**Data**:
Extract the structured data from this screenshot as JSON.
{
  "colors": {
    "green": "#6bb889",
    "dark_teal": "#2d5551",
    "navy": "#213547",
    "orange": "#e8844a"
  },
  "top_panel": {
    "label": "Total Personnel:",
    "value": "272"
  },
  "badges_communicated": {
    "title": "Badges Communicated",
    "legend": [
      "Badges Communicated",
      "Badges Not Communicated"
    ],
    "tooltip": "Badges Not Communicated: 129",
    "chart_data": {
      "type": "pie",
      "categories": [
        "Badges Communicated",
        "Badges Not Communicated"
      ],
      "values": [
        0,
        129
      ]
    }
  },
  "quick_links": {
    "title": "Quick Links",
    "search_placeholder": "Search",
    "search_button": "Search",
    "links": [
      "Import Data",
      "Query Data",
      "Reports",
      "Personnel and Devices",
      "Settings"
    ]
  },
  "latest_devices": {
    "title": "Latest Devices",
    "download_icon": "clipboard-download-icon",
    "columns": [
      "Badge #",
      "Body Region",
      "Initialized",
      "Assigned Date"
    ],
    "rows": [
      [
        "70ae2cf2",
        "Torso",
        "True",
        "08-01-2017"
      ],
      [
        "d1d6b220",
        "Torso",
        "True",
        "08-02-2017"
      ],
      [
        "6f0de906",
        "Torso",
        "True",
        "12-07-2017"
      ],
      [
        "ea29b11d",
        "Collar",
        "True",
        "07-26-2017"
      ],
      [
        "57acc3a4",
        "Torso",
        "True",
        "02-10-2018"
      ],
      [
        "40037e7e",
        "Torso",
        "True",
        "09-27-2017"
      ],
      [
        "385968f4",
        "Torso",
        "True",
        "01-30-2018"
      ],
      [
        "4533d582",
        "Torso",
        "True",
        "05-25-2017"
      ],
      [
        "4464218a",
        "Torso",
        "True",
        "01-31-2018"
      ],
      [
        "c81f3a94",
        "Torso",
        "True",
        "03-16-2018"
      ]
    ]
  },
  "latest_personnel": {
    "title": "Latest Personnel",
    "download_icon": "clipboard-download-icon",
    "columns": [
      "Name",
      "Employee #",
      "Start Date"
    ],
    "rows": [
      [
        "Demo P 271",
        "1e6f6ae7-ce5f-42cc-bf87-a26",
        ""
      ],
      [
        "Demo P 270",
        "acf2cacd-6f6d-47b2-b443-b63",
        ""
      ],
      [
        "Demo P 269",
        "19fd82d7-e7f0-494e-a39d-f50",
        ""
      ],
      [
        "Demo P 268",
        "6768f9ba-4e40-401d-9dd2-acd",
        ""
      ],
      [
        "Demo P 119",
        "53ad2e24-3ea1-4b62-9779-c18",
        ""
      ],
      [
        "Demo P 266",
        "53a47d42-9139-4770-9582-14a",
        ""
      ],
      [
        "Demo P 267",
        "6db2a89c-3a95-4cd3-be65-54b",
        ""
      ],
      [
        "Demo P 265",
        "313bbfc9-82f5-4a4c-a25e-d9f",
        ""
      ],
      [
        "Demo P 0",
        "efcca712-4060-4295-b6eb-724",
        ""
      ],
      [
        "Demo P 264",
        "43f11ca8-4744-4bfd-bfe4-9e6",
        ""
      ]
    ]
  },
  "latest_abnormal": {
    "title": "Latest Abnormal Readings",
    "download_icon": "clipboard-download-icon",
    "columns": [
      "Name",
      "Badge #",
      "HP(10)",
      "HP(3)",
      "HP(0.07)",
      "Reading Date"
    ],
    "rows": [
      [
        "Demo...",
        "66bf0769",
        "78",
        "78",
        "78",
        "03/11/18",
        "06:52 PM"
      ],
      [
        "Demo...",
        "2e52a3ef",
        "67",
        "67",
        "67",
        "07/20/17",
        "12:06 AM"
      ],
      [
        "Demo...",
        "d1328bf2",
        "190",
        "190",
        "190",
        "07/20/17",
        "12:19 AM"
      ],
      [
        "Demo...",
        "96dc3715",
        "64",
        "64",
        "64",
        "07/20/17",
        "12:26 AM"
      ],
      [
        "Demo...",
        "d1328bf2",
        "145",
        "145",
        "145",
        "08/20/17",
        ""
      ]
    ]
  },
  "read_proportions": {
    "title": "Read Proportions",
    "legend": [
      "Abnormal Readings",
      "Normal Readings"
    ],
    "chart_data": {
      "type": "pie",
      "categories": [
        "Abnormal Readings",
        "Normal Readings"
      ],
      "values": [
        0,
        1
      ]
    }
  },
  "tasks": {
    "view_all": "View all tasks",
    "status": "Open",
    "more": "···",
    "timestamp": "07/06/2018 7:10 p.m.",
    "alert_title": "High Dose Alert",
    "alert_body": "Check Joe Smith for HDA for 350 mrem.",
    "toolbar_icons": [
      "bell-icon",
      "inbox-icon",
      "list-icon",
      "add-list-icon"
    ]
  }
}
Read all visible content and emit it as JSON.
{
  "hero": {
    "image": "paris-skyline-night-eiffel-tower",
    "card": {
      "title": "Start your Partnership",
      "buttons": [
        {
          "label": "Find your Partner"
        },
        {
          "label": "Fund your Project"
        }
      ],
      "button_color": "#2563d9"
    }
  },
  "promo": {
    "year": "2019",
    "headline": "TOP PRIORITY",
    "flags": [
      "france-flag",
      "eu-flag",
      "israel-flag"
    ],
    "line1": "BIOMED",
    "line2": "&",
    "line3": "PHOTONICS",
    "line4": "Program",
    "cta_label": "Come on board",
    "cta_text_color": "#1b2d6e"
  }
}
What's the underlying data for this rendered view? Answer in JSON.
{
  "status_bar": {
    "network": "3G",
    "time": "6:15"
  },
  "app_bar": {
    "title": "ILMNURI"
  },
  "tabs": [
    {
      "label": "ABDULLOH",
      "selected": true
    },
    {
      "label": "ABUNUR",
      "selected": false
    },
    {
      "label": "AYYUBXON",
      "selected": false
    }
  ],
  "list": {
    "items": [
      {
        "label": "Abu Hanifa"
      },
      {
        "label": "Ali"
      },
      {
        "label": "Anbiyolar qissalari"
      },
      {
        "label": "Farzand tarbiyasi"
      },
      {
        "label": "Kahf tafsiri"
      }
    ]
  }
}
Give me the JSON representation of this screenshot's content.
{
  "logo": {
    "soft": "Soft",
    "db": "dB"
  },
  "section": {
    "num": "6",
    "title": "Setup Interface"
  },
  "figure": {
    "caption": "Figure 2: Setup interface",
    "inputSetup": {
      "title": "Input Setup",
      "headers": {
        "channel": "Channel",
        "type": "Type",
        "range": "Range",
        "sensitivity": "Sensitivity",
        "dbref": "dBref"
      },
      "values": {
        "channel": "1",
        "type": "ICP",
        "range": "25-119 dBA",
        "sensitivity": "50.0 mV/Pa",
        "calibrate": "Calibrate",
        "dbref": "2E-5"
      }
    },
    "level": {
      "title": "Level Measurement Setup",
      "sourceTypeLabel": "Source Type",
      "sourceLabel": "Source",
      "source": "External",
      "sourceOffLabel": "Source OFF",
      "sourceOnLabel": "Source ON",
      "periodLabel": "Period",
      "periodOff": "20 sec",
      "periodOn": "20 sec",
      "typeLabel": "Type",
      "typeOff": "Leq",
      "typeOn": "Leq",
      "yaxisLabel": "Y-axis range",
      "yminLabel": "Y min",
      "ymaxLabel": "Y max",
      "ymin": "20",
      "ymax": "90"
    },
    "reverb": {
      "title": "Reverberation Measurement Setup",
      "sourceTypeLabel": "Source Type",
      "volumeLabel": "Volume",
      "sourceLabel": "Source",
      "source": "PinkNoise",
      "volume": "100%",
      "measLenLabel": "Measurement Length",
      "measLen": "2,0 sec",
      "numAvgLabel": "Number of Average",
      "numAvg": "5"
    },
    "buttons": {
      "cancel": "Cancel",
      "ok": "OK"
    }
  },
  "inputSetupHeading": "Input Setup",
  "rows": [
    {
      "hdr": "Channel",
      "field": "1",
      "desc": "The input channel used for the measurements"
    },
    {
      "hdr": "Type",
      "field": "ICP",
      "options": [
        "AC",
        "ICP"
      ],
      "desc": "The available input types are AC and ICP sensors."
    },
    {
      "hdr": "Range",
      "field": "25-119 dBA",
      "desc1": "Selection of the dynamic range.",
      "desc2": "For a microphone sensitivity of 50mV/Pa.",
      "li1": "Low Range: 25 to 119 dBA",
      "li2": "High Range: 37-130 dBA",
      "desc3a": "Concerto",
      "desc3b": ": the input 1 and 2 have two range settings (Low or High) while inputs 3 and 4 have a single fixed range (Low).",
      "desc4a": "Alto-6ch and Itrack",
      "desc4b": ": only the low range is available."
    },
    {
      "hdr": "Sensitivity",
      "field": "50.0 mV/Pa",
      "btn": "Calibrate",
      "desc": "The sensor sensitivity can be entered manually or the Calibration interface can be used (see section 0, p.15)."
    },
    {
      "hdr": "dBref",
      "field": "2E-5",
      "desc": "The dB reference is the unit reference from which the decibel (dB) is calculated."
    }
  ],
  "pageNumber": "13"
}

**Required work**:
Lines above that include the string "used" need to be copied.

**Result**:
      "desc": "The input channel used for the measurements"
      "desc": "The sensor sensitivity can be entered manually or the Calibration interface can be used (see section 0, p.15)."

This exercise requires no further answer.